among its other innovations, the game introduces the “super guide”, and i think to everyone’s relief the inclusion of an ability to skip past difficult levels hasn’t detracted from the fun or the bragging rights for anyone. the “hint movies” have also proven to be a great new addition. the “super skills” videos have smartly incorporated enough variety to make them entertaining (including some multi-player videos that are as tightly choreographed as a ballet), and the ability to see that a level is marked as having a secret exit without actually watching the video itself has proven to be a useful addition (although, as with previous mario games, most of these can be inferred from the maps).
all in all i still can’t help feeling conflicted: although the game is a lot of fun and a much more satisfying level of challenge than ever before and although it offers up a new brand-new experience in terms of the multiplayer, at its core there just wasn’t enough of the “it” factor to make me rank this among my list of all-time greats. i suppose time will tell if my opinion will change. in any case, playing this game has made me want to replay the DS game, and i’m still hopeful that in its next iteration the series will deliver the level of innovation that earlier games in the series had.
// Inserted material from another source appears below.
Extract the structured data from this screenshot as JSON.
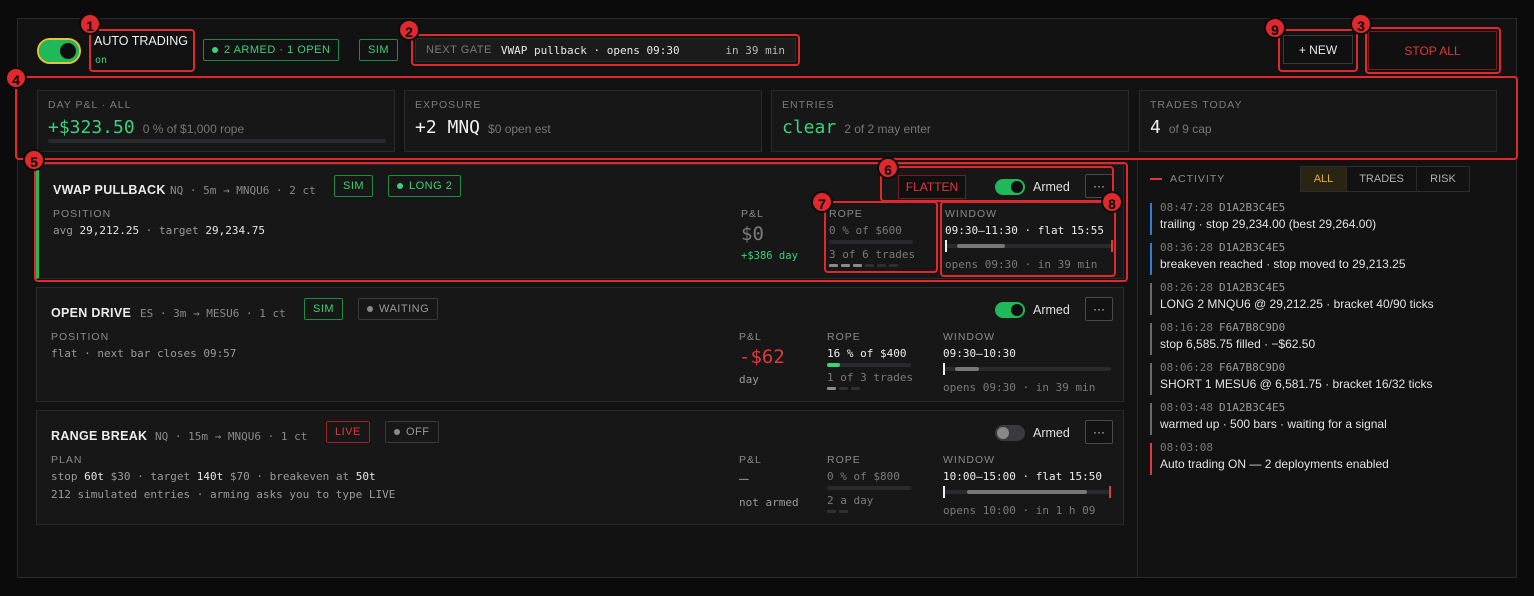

new mario (and luigi and toads) links!
– iwata asks feature: these interviews with miyamoto are like master classes with a virtuoso. miyamoto is amazing.
– entry at wikipedia
– official site, includes wallpapers
– good FAQ/guide at gamefaqs
– and i’m sure i’m not the only one who remembers these leaked images from before the official announcement of the game from last summer